LGBTQ Questions Missing from Senatorial Debate Between Loeffler and Warnock

Despite efforts from LGBTQ advocacy organizations to get LGBTQ issues on the docket at last night’s Senatorial debate between Republican Kelly Loeffler and Democrat Raphael Warnock, there was no mention of Georgia’s LGBTQ community during the entire hour-long debate.

Loeffler and Warnock took the stage Sunday night (December 6) after Democrat Jon Ossoff debated an empty podium because his opponent, Republican David Perdue, declined to take part in the only debate before the runoff election in January. According to The Guardian, Ossoff said Perdue avoided the debate so as not to “incriminate himself” over suspicious investments in companies set to benefit from the COVID-19 pandemic.

“It shows an astonishing arrogance and sense of entitlement for Georgia’s senior US senator to believe he shouldn’t have to debate at a moment like this in our history,” Ossoff said.

In the debate between Loeffler and Warnock, the two candidates discussed topics like the presidential election and their respective COVID-19 responses. However, despite efforts from Georgia Equality and GLAAD, neither candidate was asked about their LGBTQ records.

In an email, GLAAD told Georgia Voice that they had contacted debate moderators imploring them to ask the candidates about their LGBTQ records and issues important to LGBTQ Georgians. The LGBTQ community wasn’t mentioned once, despite evidence that LGBTQ Georgians tipped the scale in President-elect Joe Biden’s favor in November’s general election.
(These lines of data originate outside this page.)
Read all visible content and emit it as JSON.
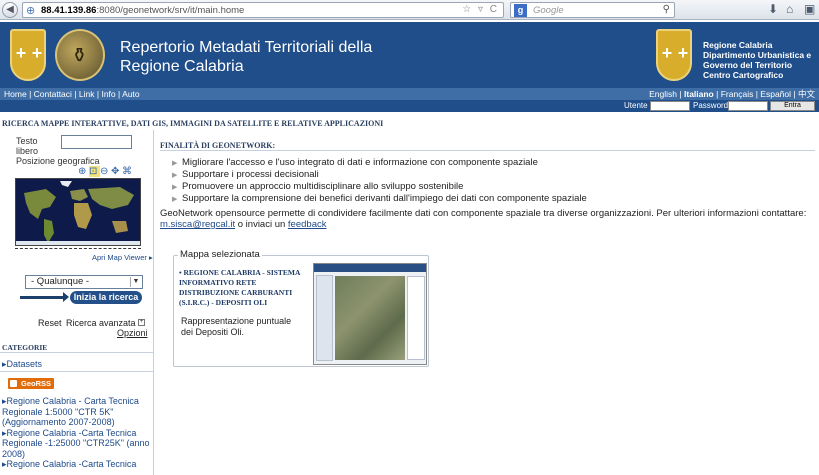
{
  "browser": {
    "url_host": "88.41.139.86",
    "url_rest": ":8080/geonetwork/srv/it/main.home",
    "search_placeholder": "Google",
    "search_engine_letter": "g"
  },
  "header": {
    "title_line1": "Repertorio Metadati Territoriali della",
    "title_line2": "Regione Calabria",
    "right_line1": "Regione Calabria",
    "right_line2": "Dipartimento Urbanistica e",
    "right_line3": "Governo del Territorio",
    "right_line4": "Centro Cartografico"
  },
  "nav": {
    "home": "Home",
    "contact": "Contattaci",
    "links": "Link",
    "info": "Info",
    "auto": "Auto",
    "sep": "|",
    "lang_en": "English",
    "lang_it": "Italiano",
    "lang_fr": "Français",
    "lang_es": "Español",
    "lang_zh": "中文"
  },
  "login": {
    "user_label": "Utente",
    "password_label": "Password",
    "enter_label": "Entra"
  },
  "subheading": "RICERCA MAPPE INTERATTIVE, DATI GIS, IMMAGINI DA SATELLITE E RELATIVE APPLICAZIONI",
  "search": {
    "text_label_1": "Testo",
    "text_label_2": "libero",
    "geo_label": "Posizione geografica",
    "open_map_viewer": "Apri Map Viewer ▸",
    "region_select": "- Qualunque -",
    "search_button": "Inizia la ricerca",
    "reset": "Reset",
    "advanced": "Ricerca avanzata",
    "options": "Opzioni"
  },
  "categories": {
    "heading": "CATEGORIE",
    "datasets": "Datasets",
    "georss_label": "GeoRSS",
    "georss_items": [
      "Regione Calabria - Carta Tecnica Regionale 1:5000 \"CTR 5K\" (Aggiornamento 2007-2008)",
      "Regione Calabria -Carta Tecnica Regionale -1:25000 \"CTR25K\" (anno 2008)",
      "Regione Calabria -Carta Tecnica"
    ]
  },
  "main": {
    "purpose_title": "FINALITÀ DI GEONETWORK:",
    "bullets": [
      "Migliorare l'accesso e l'uso integrato di dati e informazione con componente spaziale",
      "Supportare i processi decisionali",
      "Promuovere un approccio multidisciplinare allo sviluppo sostenibile",
      "Supportare la comprensione dei benefici derivanti dall'impiego dei dati con componente spaziale"
    ],
    "intro_text": "GeoNetwork opensource permette di condividere facilmente dati con componente spaziale tra diverse organizzazioni. Per ulteriori informazioni contattare:",
    "contact_email": "m.sisca@regcal.it",
    "intro_or": "o inviaci un",
    "feedback_link": "feedback",
    "selected_map_legend": "Mappa selezionata",
    "selected_map_title": "REGIONE CALABRIA - SISTEMA INFORMATIVO RETE DISTRIBUZIONE CARBURANTI (S.I.R.C.) - DEPOSITI OLI",
    "selected_map_desc": "Rappresentazione puntuale dei Depositi Oli."
  }
}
Loeffler has a solid anti-LGBTQ record, which includes hiring anti-LGBTQ staff like Paul Fitzpatrick, donating a portion of her salary to an anti-LGBTQ foster care agency, and introducing legislation that would bar trans students from participating in school sports aligning with their gender identity. She was asked about none of these actions.

The Atlanta Press Club, the organization behind the debate, released the following statement to the Georgia Voice regarding the lack of LGBTQ questions: “The Atlanta Press Club and our debate panel was contacted by many different people and groups suggesting questions to ask the candidates during Sunday’s debates for the U.S. Senate runoff election.  Although we would have loved to ask all of them, it simply was not possible within our time constraints. Although the debates did not address questions specific to the LGBTQ community, please be assured it does not diminish the Atlanta Press Club’s support of the LGBTQ community and its importance in Atlanta and in Georgia.”

The candidates did discuss, however, their COVID-19 responses, one of the top issues LGBTQ voters considered when casting their ballot in November. Warnock targeted Loeffler over stock transactions related to the coronavirus pandemic.

“You dumped millions of dollars of stock in order to protect your own investments and then weeks later when there came an opportunity to give ordinary Georgians an extra $600 of relief, you said you saw no need and called it counterproductive,” Warnock told Loeffler.

Loeffler responded by saying this was a “lie perpetrated by the left-wing media and Democrats to distract from their radical agenda” without addressing how the statement was a lie. She further contended that since she was appointed to the Senate by Governor Brian Kemp after the retirement of Johnny Isakson, she’s “worked hard to deliver relief to Georgians during this pandemic.”

The candidates also covered the presidential election and claims from Donald Trump that he only lost the election because of voter fraud. When asked multiple times if Trump fairly lost the election, Loeffler dodged the question, saying he had “every right to every legal recourse” and instead addressing his support of both Loeffler and Perdue.

Warnock concluded the debate by claiming all Loeffler was interested in was dividing the country, saying: “It’s dark right now. But morning is on the way. It’s our job, Georgia, to put our shoes on and get ready because there are those engaged in the politics of division. They have no vision, and so they engage in division.”

Watch the full debate here:

Editor’s note: This article was amended December 8, 2020 at 11:41am to include a statement from the Atlanta Press Club.